According to a study recently published by the American Psychological Association, about 50 percent of substance abuse counselors believe that it’s acceptable for some alcohol abusers* to have an occasional drink as an intermediate or final treatment goal. When it comes to drug abusers, about half of counselors accept moderate drug use as an intermediate treatment goal, while only one-third of counselors accept it as a final goal.*It should be noted that this survey question referred to “alcohol abusers” not “alcohol dependent individuals (fully addicted).
A government report released earlier this year predicts that by 2020 the number of adults over age 50 in need of substance abuse treatment will double from the current annual average of 2.8 million to an estimated 5.7 million per year. The Substance Abuse and Mental Health Services Administration (SAMHSA) also reports that treatment admissions doubled in adults age 50 and over between 1992 and 2008.

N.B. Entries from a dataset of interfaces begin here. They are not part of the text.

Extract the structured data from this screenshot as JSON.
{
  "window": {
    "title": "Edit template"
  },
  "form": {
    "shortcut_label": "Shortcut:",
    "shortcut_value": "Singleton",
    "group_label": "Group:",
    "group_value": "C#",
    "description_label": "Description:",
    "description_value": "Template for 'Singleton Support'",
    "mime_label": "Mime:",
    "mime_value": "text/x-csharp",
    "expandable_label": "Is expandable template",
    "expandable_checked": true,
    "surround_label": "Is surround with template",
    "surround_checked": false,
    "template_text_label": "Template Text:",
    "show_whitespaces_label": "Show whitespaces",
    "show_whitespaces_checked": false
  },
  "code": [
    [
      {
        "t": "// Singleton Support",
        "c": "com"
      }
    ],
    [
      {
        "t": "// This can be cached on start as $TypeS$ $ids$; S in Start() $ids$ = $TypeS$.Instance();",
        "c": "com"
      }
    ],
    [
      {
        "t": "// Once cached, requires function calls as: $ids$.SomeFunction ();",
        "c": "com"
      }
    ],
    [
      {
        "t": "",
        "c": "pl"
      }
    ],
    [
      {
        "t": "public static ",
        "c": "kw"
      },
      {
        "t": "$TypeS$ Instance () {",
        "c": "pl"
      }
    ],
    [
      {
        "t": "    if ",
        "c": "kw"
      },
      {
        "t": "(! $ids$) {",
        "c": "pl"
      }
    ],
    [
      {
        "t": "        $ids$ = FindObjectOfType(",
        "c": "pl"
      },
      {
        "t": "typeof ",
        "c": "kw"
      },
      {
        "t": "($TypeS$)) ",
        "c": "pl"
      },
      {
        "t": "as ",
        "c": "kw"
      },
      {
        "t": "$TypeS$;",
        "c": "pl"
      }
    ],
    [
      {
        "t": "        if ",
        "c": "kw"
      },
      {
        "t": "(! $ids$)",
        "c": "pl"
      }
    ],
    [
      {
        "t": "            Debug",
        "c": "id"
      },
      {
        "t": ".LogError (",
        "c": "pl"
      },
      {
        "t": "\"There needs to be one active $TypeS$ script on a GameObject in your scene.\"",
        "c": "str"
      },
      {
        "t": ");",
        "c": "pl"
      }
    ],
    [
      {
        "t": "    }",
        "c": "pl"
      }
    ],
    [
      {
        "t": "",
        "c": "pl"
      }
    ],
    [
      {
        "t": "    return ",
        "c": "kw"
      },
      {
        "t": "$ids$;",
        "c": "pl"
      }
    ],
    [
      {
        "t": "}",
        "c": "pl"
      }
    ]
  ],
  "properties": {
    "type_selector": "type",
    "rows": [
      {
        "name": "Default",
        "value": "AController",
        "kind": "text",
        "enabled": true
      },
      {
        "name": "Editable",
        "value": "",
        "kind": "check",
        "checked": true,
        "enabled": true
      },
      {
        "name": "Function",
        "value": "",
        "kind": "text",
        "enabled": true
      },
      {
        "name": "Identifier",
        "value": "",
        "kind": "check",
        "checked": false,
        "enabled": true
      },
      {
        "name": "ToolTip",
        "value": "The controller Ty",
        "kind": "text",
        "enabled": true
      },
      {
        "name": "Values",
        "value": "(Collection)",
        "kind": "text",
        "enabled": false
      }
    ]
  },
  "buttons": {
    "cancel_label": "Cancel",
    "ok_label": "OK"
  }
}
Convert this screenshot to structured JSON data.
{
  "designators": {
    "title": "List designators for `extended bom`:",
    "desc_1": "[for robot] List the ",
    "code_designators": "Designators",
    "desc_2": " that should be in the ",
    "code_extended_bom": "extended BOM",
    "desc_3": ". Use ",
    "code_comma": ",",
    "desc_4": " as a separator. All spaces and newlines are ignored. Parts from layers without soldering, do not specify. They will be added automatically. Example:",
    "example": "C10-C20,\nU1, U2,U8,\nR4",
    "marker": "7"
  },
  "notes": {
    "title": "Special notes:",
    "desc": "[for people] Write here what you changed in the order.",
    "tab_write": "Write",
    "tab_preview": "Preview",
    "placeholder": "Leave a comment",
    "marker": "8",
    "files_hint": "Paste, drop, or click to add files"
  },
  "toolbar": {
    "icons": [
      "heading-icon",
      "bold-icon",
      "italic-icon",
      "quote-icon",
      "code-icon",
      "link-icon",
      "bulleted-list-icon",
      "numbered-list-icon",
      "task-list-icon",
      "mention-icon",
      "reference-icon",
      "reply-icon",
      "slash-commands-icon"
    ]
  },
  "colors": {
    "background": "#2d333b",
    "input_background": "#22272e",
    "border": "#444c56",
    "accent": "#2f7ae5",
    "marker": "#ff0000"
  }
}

Unlike teenagers and young adults who may abuse drugs and alcohol because they are seeking adventure, one of the leading causes of substance abuse for older adults is depression. According to the Administration on Aging, many of the changes that are associated with growing older in America can lead to depression. These changes involve a combination of physical, social, psychological and vocational issues.
Throughout history people have used and abused drugs and alcohol in various forms. There has been drug abuse as far back as there has been availability of substances to change the way people feel.
People throughout history have used drugs and alcohol for medicine, recreation, and even ritualistic reasons. There is always a segment of the population that will abuse them. The abuse of illegal drugs has always reached across race, gender, and social-economic status.